◆ Exercise details
Every entry below is to be copied exactly as written.
+-------+
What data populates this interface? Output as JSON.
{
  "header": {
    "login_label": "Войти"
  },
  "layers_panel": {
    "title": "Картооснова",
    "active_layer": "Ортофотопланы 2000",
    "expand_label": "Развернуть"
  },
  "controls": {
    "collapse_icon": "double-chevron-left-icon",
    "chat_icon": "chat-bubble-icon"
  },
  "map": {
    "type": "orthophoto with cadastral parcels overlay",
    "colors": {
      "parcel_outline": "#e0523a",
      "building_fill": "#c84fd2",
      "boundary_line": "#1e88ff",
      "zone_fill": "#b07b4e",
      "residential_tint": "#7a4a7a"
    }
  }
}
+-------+
◆ Task solution
What data populates this interface? Output as JSON.
{
  "header": {
    "login_label": "Войти"
  },
  "layers_panel": {
    "title": "Картооснова",
    "active_layer": "Ортофотопланы 2000",
    "expand_label": "Развернуть"
  },
  "controls": {
    "collapse_icon": "double-chevron-left-icon",
    "chat_icon": "chat-bubble-icon"
  },
  "map": {
    "type": "orthophoto with cadastral parcels overlay",
    "colors": {
      "parcel_outline": "#e0523a",
      "building_fill": "#c84fd2",
      "boundary_line": "#1e88ff",
      "zone_fill": "#b07b4e",
      "residential_tint": "#7a4a7a"
    }
  }
}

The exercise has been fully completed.